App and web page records
============================================================

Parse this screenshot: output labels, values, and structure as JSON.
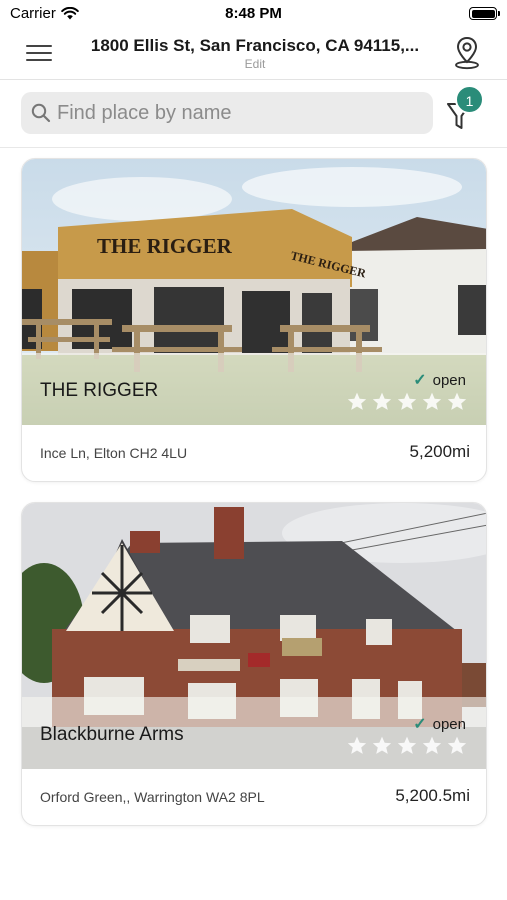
{
  "status_bar": {
    "carrier": "Carrier",
    "time": "8:48 PM"
  },
  "header": {
    "title": "1800 Ellis St, San Francisco, CA 94115,...",
    "subtitle": "Edit",
    "menu_icon": "hamburger-icon",
    "location_icon": "location-pin-icon"
  },
  "search": {
    "placeholder": "Find place by name",
    "value": "",
    "filter_icon": "filter-icon",
    "filter_badge": "1"
  },
  "colors": {
    "accent": "#2a8c79",
    "search_bg": "#ebebeb",
    "divider": "#e3e3e3"
  },
  "places": [
    {
      "name": "THE RIGGER",
      "status": "open",
      "rating": 0,
      "rating_max": 5,
      "address": "Ince Ln, Elton CH2 4LU",
      "distance": "5,200mi",
      "sign_text": "THE RIGGER"
    },
    {
      "name": "Blackburne Arms",
      "status": "open",
      "rating": 0,
      "rating_max": 5,
      "address": "Orford Green,, Warrington WA2 8PL",
      "distance": "5,200.5mi"
    }
  ]
}
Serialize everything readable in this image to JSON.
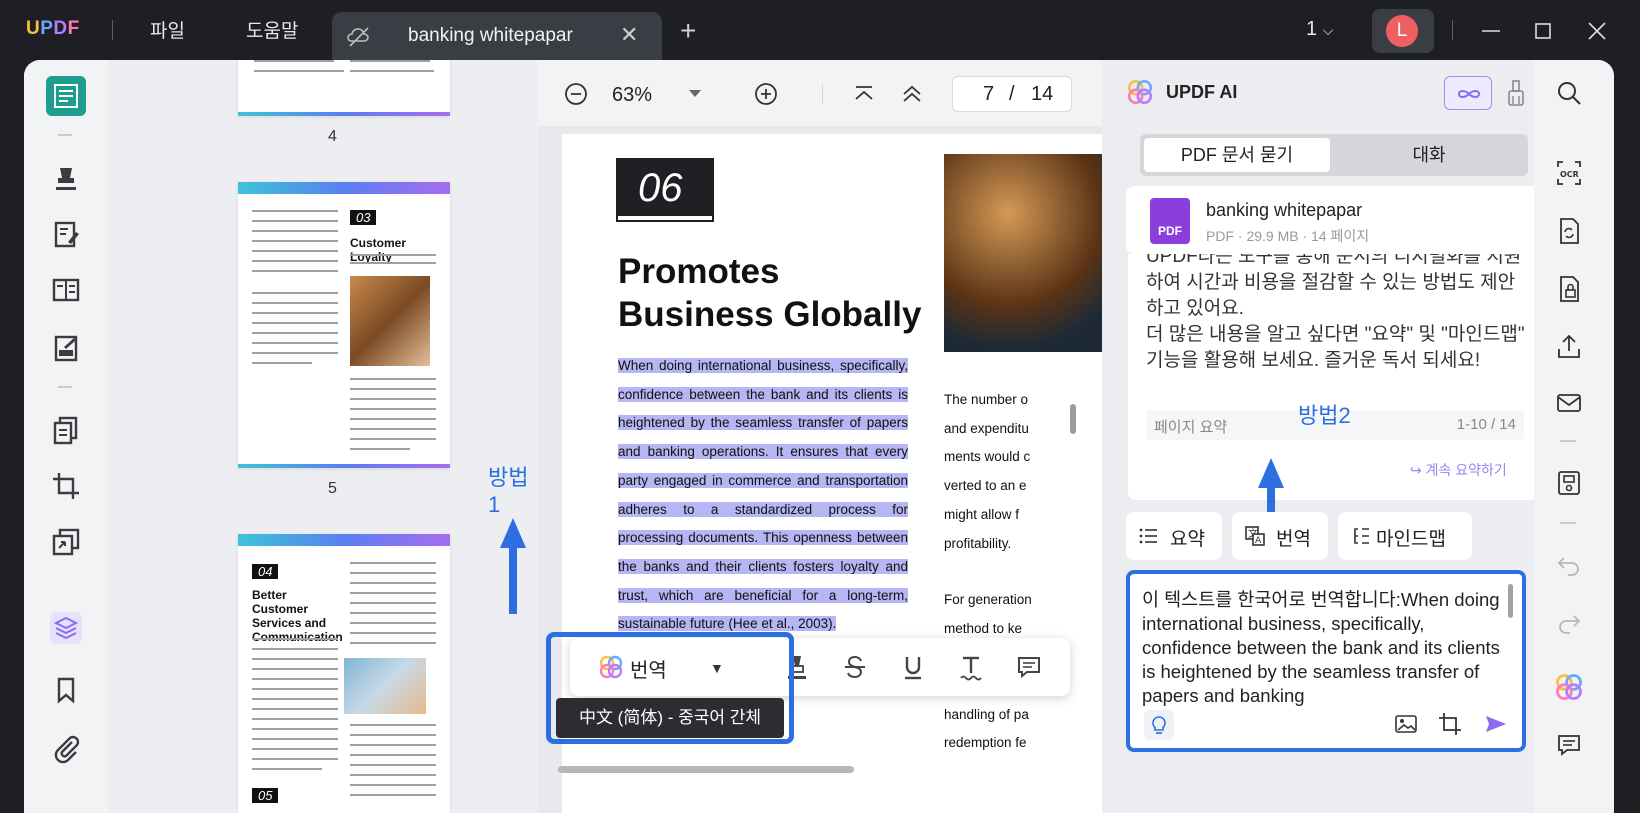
{
  "titlebar": {
    "logo": "UPDF",
    "menu": [
      "파일",
      "도움말"
    ],
    "tab_title": "banking whitepapar",
    "tab_count": "1",
    "avatar_initial": "L"
  },
  "left_tools": [
    "reader-icon",
    "comment-icon",
    "edit-icon",
    "page-layout-icon",
    "form-icon",
    "organize-icon",
    "crop-icon",
    "convert-icon",
    "layers-icon",
    "bookmark-icon",
    "attachment-icon"
  ],
  "thumbnails": {
    "pages": [
      {
        "number": "4"
      },
      {
        "number": "5",
        "section": "03",
        "heading": "Customer Loyalty"
      },
      {
        "section": "04",
        "heading": "Better Customer Services and Communication",
        "next_section": "05"
      }
    ],
    "method1_label": "방법1"
  },
  "doc_toolbar": {
    "zoom": "63%",
    "current_page": "7",
    "page_sep": "/",
    "total_pages": "14"
  },
  "document": {
    "section_number": "06",
    "title": "Promotes Business Globally",
    "body_paragraph": "When doing international business, specifically, confidence between the bank and its clients is heightened by the seamless transfer of papers and banking operations. It ensures that every party engaged in commerce and transportation adheres to a standardized process for processing documents. This openness between the banks and their clients fosters loyalty and trust, which are beneficial for a long-term, sustainable future (Hee et al., 2003).",
    "col2_lines_a": [
      "The number o",
      "and expenditu",
      "ments would c",
      "verted to an e",
      "might allow f",
      "profitability."
    ],
    "col2_lines_b": [
      "For generation",
      "method to ke",
      "",
      "",
      "handling of pa",
      "redemption fe"
    ]
  },
  "float_toolbar": {
    "translate_label": "번역",
    "tooltip": "中文 (简体) - 중국어 간체",
    "tools": [
      "highlight-icon",
      "strikethrough-icon",
      "underline-icon",
      "squiggly-icon",
      "comment-icon"
    ]
  },
  "ai_panel": {
    "title": "UPDF AI",
    "tab_active": "PDF 문서 묻기",
    "tab_inactive": "대화",
    "file_name": "banking whitepapar",
    "file_meta": "PDF · 29.9 MB · 14 페이지",
    "file_badge": "PDF",
    "chat_text": "UPDF라는 도구를 통해 문서의 디지털화를 지원하여 시간과 비용을 절감할 수 있는 방법도 제안하고 있어요.\n더 많은 내용을 알고 싶다면 \"요약\" 및 \"마인드맵\" 기능을 활용해 보세요. 즐거운 독서 되세요!",
    "summary_label": "페이지 요약",
    "summary_range": "1-10 / 14",
    "continue_label": "계속 요약하기",
    "method2_label": "방법2",
    "chips": [
      "요약",
      "번역",
      "마인드맵"
    ],
    "input_text": "이 텍스트를 한국어로 번역합니다:When doing international business, specifically, confidence between the bank and its clients is heightened by the seamless transfer of papers and banking"
  },
  "right_rail": [
    "search-icon",
    "ocr-icon",
    "convert-icon",
    "protect-icon",
    "share-icon",
    "email-icon",
    "save-icon",
    "undo-icon",
    "redo-icon",
    "updf-ai-icon",
    "comments-icon"
  ],
  "colors": {
    "accent_blue": "#2d6fe0",
    "highlight": "#b5b6f3",
    "brand_purple": "#8a3fdc",
    "active_tool": "#1f9d8f"
  }
}
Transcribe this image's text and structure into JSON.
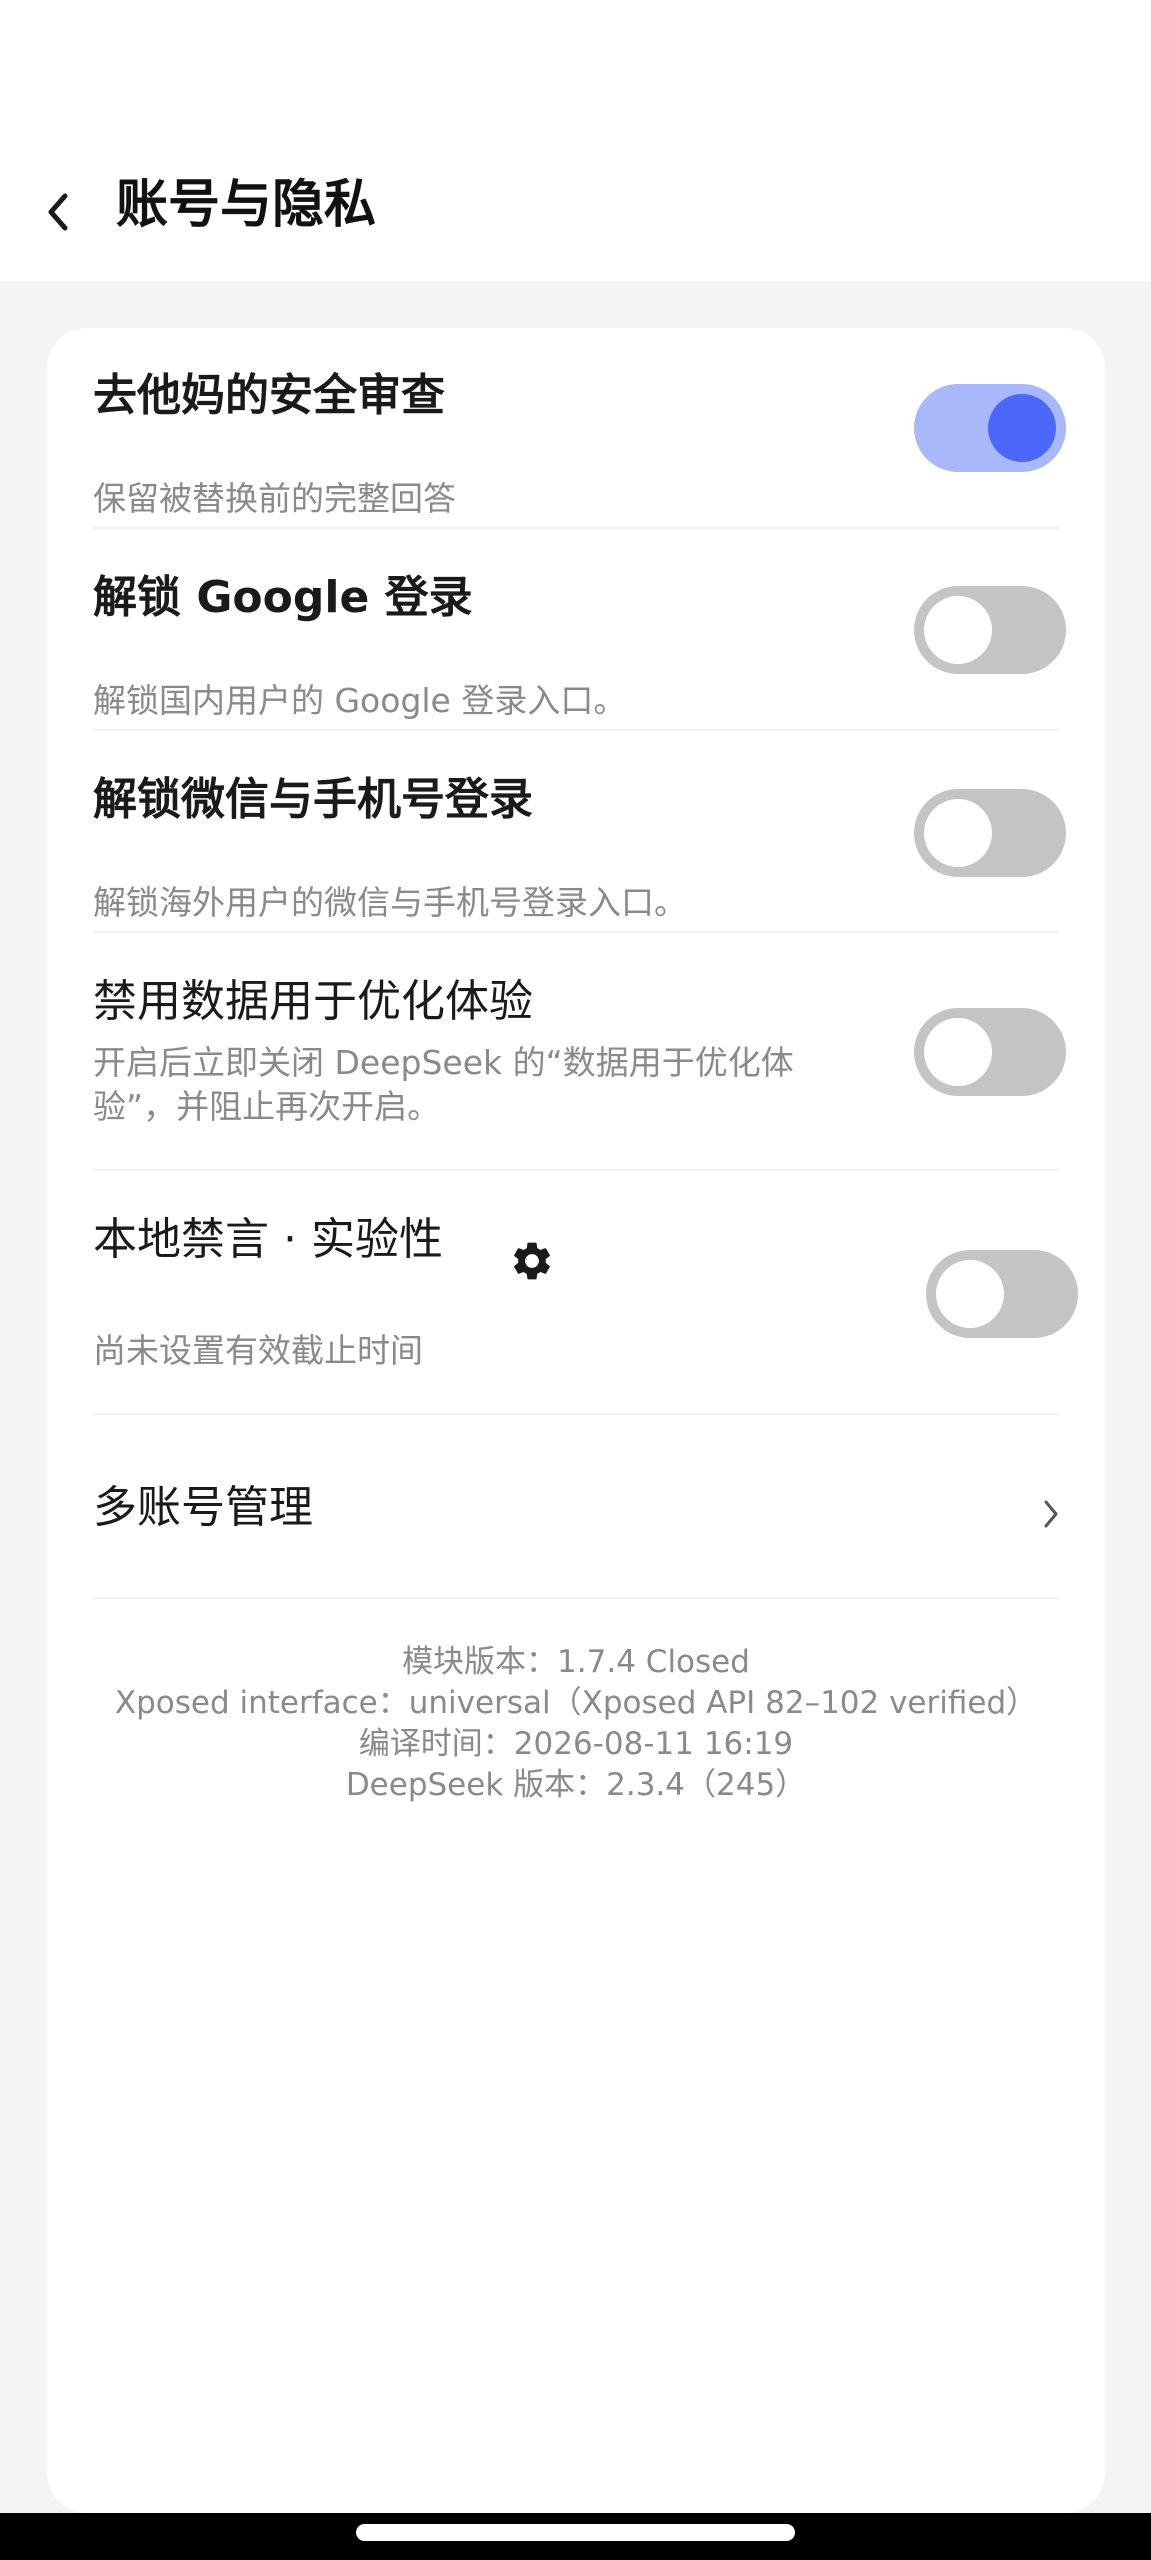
{
  "header": {
    "title": "账号与隐私",
    "back_icon": "chevron-left-icon"
  },
  "settings": [
    {
      "title": "去他妈的安全审查",
      "subtitle": "保留被替换前的完整回答",
      "enabled": true
    },
    {
      "title": "解锁 Google 登录",
      "subtitle": "解锁国内用户的 Google 登录入口。",
      "enabled": false
    },
    {
      "title": "解锁微信与手机号登录",
      "subtitle": "解锁海外用户的微信与手机号登录入口。",
      "enabled": false
    },
    {
      "title": "禁用数据用于优化体验",
      "subtitle_line1": "开启后立即关闭 DeepSeek 的“数据用于优化体",
      "subtitle_line2": "验”，并阻止再次开启。",
      "enabled": false
    },
    {
      "title": "本地禁言 · 实验性",
      "subtitle": "尚未设置有效截止时间",
      "enabled": false,
      "icon": "gear-icon"
    }
  ],
  "multi_account": {
    "label": "多账号管理",
    "icon": "chevron-right-icon"
  },
  "version_info": {
    "module": "模块版本：1.7.4 Closed",
    "xposed": "Xposed interface：universal（Xposed API 82–102 verified）",
    "build_time": "编译时间：2026-08-11 16:19",
    "deepseek": "DeepSeek 版本：2.3.4（245）"
  },
  "colors": {
    "accent": "#4b68fb",
    "accent_track": "#a9b7fb",
    "toggle_off": "#c4c4c4",
    "background": "#f3f4f6"
  }
}
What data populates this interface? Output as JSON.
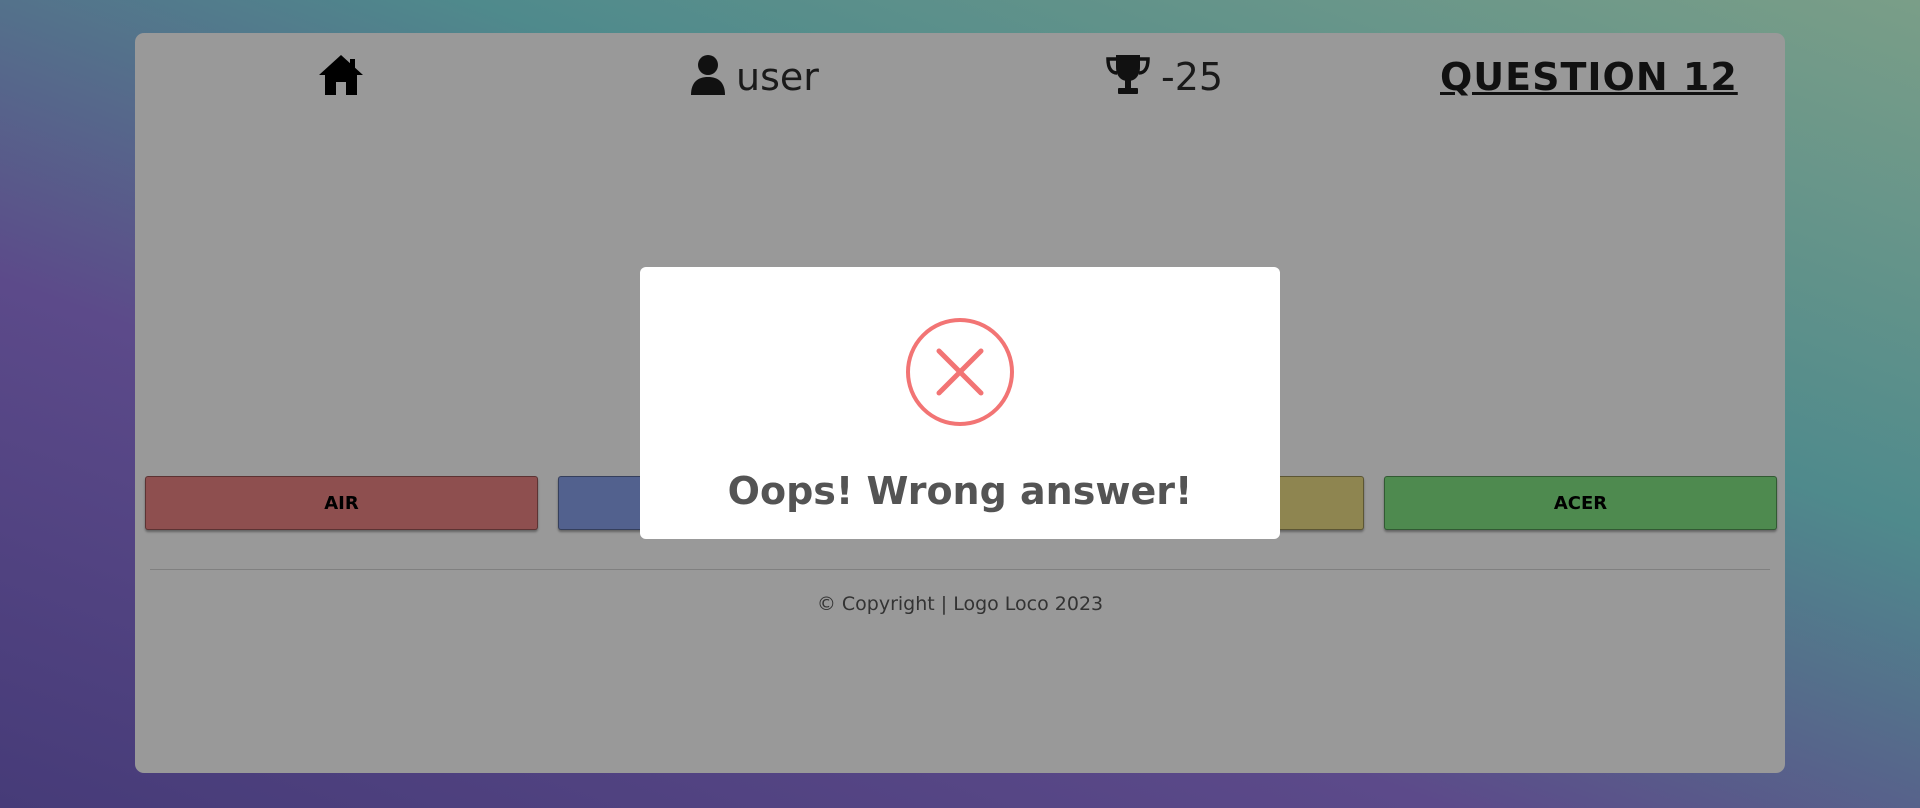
{
  "header": {
    "home_icon": "home-icon",
    "user_icon": "user-icon",
    "username": "user",
    "trophy_icon": "trophy-icon",
    "score": "-25",
    "question_label": "QUESTION 12"
  },
  "answers": [
    {
      "label": "AIR",
      "color": "#8e4f4f"
    },
    {
      "label": "",
      "color": "#52618e"
    },
    {
      "label": "",
      "color": "#8e8550"
    },
    {
      "label": "ACER",
      "color": "#4e8a4f"
    }
  ],
  "footer": {
    "copyright": "© Copyright | Logo Loco 2023"
  },
  "modal": {
    "icon": "error-x-icon",
    "icon_color": "#f27474",
    "message": "Oops! Wrong answer!"
  },
  "colors": {
    "overlay_card": "#999999",
    "modal_bg": "#ffffff"
  }
}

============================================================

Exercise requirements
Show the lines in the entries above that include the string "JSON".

Exercise answer
Parse this screenshot: output labels, values, and structure as JSON.
Serialize everything readable in this image to JSON.
Transcribe this image's text and structure into JSON.
What data populates this interface? Output as JSON.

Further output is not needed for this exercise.